For the tenth time, Egyptian President Abdel Fattah al-Sisi issued a decision on Saturday to declare a state of emergency in Egypt, starting from 26 October 2019 for three months.
Al-Sisi said that he had come to face the “dangerous security conditions” in the country. But the decision was met with indignation and cynicism by Egyptian activists who launched a hashtag in which they monitored various forms of repression under the exceptional law.
The new extension coincides with the decline in military operations in the Sinai and the Western Sahara, so activists see it as unwarranted. But the decision also coincides with growing public anger against al-Sisi, especially in light of accusations of corruption, as well as failure in dealing with the heavy rain and poor economic conditions in the country.
Al-Sisi has issued the same decision every three months since the law was adopted more two years ago on April 10, 2017.
Article 1 of the Emergency Law states that “a state of emergency may be declared whenever security or public order in the territory of the Republic or in an area thereof is endangered, whether by reason of war, a threatening situation, disturbances, public disasters or a pandemic.”
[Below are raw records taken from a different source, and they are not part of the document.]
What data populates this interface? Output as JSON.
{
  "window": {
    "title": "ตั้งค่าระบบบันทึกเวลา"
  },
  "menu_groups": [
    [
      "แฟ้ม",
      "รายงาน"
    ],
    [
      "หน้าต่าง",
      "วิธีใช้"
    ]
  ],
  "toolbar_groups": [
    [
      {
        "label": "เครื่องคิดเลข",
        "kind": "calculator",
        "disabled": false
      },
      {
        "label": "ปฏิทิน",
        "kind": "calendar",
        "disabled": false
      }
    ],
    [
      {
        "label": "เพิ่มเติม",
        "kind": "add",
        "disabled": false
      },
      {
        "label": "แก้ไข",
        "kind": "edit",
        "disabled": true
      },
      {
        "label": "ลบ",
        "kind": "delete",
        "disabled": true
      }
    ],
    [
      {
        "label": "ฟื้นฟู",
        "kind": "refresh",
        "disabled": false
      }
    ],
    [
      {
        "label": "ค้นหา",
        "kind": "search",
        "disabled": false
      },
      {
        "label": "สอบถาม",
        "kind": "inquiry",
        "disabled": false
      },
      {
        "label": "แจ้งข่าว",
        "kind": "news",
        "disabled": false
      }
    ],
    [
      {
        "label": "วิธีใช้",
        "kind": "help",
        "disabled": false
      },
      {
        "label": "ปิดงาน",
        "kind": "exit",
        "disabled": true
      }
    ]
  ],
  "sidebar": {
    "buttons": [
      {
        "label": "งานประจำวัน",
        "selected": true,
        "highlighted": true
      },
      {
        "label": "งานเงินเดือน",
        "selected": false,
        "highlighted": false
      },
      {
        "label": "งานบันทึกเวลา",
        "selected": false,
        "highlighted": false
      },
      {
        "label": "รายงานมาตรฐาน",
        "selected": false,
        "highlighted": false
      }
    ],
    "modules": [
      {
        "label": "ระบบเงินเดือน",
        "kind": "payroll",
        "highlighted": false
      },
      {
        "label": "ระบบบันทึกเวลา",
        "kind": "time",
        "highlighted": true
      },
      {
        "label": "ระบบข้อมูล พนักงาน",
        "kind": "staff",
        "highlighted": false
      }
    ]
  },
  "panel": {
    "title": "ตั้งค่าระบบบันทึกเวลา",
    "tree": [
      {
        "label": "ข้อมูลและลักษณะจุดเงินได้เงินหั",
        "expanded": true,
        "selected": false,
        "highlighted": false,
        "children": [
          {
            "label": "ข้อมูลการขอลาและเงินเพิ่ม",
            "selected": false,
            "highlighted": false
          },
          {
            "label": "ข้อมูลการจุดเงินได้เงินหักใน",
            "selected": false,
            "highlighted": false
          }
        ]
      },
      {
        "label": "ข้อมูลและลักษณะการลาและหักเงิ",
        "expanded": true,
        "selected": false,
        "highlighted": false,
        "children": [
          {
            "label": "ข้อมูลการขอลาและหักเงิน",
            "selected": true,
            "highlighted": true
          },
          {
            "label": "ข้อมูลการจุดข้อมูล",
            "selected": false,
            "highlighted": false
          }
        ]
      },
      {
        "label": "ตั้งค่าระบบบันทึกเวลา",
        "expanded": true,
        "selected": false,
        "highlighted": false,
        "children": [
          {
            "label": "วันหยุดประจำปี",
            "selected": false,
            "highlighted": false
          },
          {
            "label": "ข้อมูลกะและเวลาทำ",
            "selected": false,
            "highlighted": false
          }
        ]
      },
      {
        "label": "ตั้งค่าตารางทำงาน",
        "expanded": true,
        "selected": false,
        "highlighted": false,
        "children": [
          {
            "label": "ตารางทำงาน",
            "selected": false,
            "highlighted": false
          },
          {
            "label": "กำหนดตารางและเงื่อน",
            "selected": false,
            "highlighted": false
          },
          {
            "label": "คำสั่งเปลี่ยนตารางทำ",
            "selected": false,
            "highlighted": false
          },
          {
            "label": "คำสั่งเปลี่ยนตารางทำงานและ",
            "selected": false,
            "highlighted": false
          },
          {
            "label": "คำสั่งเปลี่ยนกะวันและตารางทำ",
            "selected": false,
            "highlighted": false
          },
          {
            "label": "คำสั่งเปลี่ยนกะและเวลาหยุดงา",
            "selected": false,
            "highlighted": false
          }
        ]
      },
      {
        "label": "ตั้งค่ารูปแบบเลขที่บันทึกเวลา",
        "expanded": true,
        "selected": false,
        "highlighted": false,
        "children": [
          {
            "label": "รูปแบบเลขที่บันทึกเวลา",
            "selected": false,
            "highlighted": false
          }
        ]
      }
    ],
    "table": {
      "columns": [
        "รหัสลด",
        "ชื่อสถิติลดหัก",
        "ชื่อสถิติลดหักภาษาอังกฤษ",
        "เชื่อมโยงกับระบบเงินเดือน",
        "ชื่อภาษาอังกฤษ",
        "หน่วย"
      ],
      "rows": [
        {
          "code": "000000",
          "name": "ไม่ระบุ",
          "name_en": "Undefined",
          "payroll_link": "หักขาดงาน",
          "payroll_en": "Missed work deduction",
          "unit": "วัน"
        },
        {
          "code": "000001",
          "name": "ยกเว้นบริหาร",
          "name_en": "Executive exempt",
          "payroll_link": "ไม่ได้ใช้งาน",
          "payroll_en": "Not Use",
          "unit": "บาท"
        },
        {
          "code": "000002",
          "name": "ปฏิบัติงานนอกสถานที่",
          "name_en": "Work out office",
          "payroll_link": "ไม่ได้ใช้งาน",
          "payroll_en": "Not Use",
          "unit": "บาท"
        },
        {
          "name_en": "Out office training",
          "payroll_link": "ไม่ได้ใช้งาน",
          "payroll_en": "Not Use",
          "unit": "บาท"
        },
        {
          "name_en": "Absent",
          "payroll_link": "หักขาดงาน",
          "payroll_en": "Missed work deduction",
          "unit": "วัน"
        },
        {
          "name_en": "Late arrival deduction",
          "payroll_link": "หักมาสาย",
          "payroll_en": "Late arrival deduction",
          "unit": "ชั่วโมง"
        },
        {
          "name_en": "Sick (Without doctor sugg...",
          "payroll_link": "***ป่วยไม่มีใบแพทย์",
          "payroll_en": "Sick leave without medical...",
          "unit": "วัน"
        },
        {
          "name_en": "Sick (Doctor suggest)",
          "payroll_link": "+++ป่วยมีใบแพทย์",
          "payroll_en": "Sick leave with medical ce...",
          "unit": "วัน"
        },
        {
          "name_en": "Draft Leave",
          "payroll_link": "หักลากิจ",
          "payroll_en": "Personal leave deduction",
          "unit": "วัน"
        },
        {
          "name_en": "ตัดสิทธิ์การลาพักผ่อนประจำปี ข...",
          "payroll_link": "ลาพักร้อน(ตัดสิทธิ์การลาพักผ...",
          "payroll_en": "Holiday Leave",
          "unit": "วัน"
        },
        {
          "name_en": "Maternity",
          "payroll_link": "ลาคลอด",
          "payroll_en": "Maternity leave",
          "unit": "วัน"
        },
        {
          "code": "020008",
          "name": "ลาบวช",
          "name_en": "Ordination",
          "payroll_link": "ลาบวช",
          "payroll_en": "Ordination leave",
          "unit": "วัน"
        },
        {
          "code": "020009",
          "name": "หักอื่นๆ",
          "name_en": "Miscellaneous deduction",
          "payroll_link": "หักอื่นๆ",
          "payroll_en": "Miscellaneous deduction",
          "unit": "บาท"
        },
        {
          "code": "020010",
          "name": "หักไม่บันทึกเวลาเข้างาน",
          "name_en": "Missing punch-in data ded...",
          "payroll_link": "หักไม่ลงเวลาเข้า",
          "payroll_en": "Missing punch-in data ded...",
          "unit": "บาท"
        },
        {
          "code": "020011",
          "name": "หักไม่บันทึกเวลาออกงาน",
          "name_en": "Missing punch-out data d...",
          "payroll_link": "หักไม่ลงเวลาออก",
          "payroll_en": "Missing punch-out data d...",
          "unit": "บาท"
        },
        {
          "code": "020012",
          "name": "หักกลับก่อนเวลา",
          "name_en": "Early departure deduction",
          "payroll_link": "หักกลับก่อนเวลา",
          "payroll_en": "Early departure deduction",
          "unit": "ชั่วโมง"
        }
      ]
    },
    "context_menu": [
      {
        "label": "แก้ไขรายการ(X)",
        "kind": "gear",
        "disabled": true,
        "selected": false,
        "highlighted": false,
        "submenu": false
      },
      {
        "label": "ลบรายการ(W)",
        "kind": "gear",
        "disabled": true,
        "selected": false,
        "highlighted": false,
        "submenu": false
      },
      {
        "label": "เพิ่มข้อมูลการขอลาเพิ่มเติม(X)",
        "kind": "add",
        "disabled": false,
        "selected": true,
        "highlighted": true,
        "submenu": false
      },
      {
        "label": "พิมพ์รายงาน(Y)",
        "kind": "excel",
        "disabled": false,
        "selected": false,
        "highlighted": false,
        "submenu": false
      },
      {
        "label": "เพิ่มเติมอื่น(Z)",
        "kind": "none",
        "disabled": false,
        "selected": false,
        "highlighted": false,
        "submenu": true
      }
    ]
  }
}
According to the constitution, only the President of the Republic has the right to declare a state of emergency with an official decision, but the decision must include the reasons why the state of emergency has been declared, the area to which the resolution applies, and the date of commencement, according to Article 2 of the law issued in 2017.
The 2014 Egyptian constitution sets out several conditions for enforcing a state of emergency in Egypt.
The most important of these items is that the president declares a state of emergency after seeking the opinion of the Council of Ministers, and that this declaration is then submitted to the House of Representatives. Over the next seven days a majority of council members must approve it if it is to be applied.
If the council is not present, the matter shall be submitted to the Council of Government for approval, with the need to submit it to the new Council of Representatives at its first meeting. The Chamber of Deputies may not be dissolved during the state of emergency in the country.
The state of emergency is supposed to be declared in the country for a period not exceeding three months, and it may not be extended for another similar period without the approval of two thirds of the members of the House of Representatives.
If the President of the Republic wishes to extend the emergency period for further periods, it must be put to a referendum. But al-Sisi was able to extend the state of emergency after the second three months, without a referendum, by waiting for one day after its expiration and then announcing it again.
When al-Sisi declares a state of emergency he will have the right to establish the system of emergency Supreme State Security Courts, which are exceptional courts, whose rulings cannot be appealed. He also has the right to allocate departments to the Emergency Law in several courts.
In accordance with Article IX of the law, the president has the right to refer the accused to the Emergency Supreme State Security Courts for any crimes punishable by common law.
The decisions of the Supreme State Security Court (SSSC) shall not be subject to appeal and shall be final with the ratification of the President of the Republic.
The state of emergency gives al-Sisi the authority to order the deployment of the armed forces and authorise them to carry out the president’s orders.
Under the state of emergency, Egyptian authorities can monitor private correspondence and what is published in newspapers and in the media and determine the dates of opening and closing public shops.
According to the declaration of the state of emergency, al-Sisi also has the right to isolate or evacuate certain areas, regulate means of transport, and restrict and limit communications.
These powers mean that al-Sisi can deploy armed forces to curb demonstrations rather than fight terrorism. This gives the general absolute authority to isolate areas where demonstrations take place, or to spy on opponents’ messages and their phone calls.
Over the past few months, Egyptian dissidents have been increasingly referred to emergency SSSCs. The extraordinary courts carry out reprisals against opponents of the regime.
During the years of al-Sisi’s rule, observers say he tried to inflate the scale of terror operations in his country, in order to obtain broad powers to repress protesters. The extension of the state of emergency means that he will be able to continue arresting citizens without abiding by laws or human rights.